Iceland eruption postponement

Decision taken after the EU expressed concern This was of course our April-1 story, aimed to amuse rather than fool, in these dark days. The idea came from Lughduniense and Geolurking, and images were artfully created by Lughduniense. Carl proclaimed it ‘wonderful’ and Manning was happy to ‘help’. And I just did the writing up.…

Hekla of history: the 1104 eruption

Of all the volcanoes of Iceland, the most famous is Hekla. It is one of five recognized stratovolcanoes in Iceland, and of those it is by far the most active. Over the past millennium, there have been around 20 eruptions of Hekla, accounting for 13% of all Icelandic eruptions. There are more prolific eruptors on…

You and Corona

As I am sitting here in Tanzania, I am pondering two small things, one is how on Earth I will get home since my usual route has a closed down border in it filled with armed incompetent soldiers. The other is the virus that has caused my slight travel problems. Before anyone feel sorry for…

The Grimsvötn eruption of 5 May 2021

38 per cent of all eruptions in Iceland come from Grimsvötn. It is an amazing number: this hidden volcano, invisible and unreachable to all but the most hardy explorer, is among the most active volcanoes in the world. Not the most active: the volcano with the highest frequency of eruptions is Mayon, which has erupted…

The Edinburgh volcano

Edinburgh – home of the Scottish Parliament, Military Tattoo, Princes Street and gardens, Scott memorial, Murrayfield, Valvona and Crolla’s food emporium, sundry pubs (!), the fringe, volcanoes … eh, volcanoes? Surprising as it may be to some people, Edinburgh plays host to a great variety of igneous rocks. The most obvious, and in our case…

Wrangellia: How the west was won

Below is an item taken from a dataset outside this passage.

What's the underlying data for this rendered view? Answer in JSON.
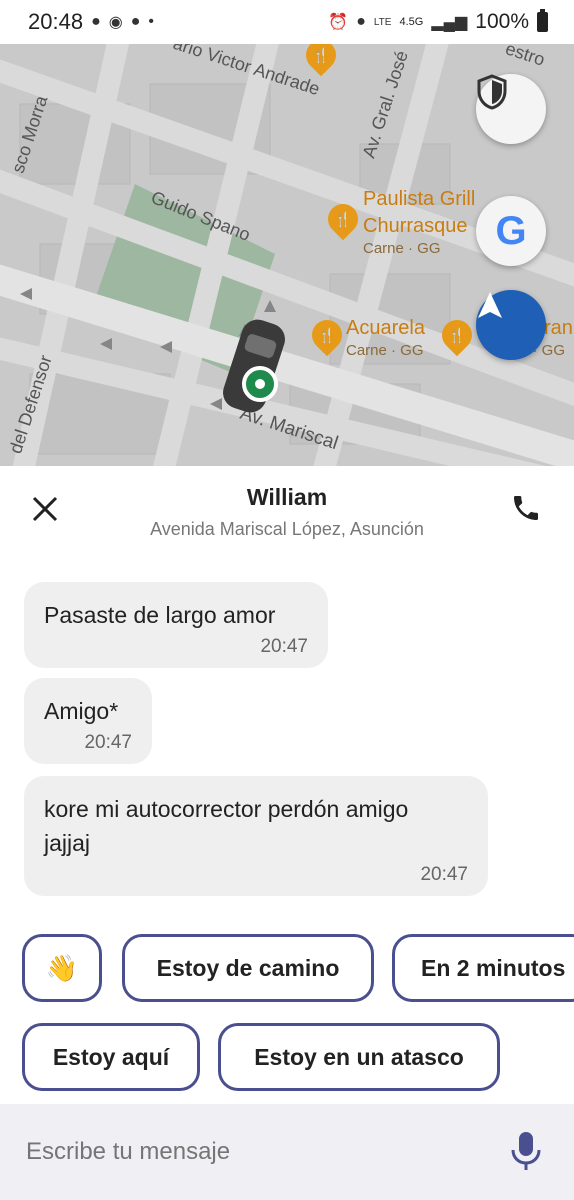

The Wrangell Mountains are Alaska’s most secretive volcanoes. We have looked at what they are (post I) and how they may have formed (post II). This area of Alaska has suffered the brunt of the most recent continental collision on Earth, and the Wrangell Mountains are an immense scar from this monumental accident. But there…

Þorbjörn’s Tormented Tribulations

As Þorbjörn rumbles on it seems ever likelier that it will erupt. So, to explain what is happening I decided to pull out all the stops and produce a more definitive article explaining the news and a possible future now that Albert has put things into context. So, without further ado, I would like to…

A Reykjanes story

Iceland does it rather well. Over the 1100 years or so since the Viking settlement, it has erupted some 63 km3 of lava, the large majority of it basaltic. A similar volume of tephra was also produced. The East Volcanic Zone is the prime suspect for any eruption, and with good reason: it is responsible…

Volcanic alert at Þorbjörn Volcano

The Icelandic Met Office has released an Official Bulletin about the possibility for an upcoming eruption at Þorbjörn on the Reykjanes Peninsula in Iceland. Þorbjörn belongs to a class of volcanoes that I normally like to call Unknownabunga, one of all of those volcanic features in Iceland that pretty much nobody knows anything about, until…

A Taal Tale

Sometimes, a volcano is nothing more than a hole in the ground. There are beautiful, though deeply eroded, cone volcanoes around Taal: Mount Banahaw, Mount Mariveles, Mount Natib – especially the latter also has a large caldera. But Taal is not like that. It is a lake, with only a little cone sticking out. The…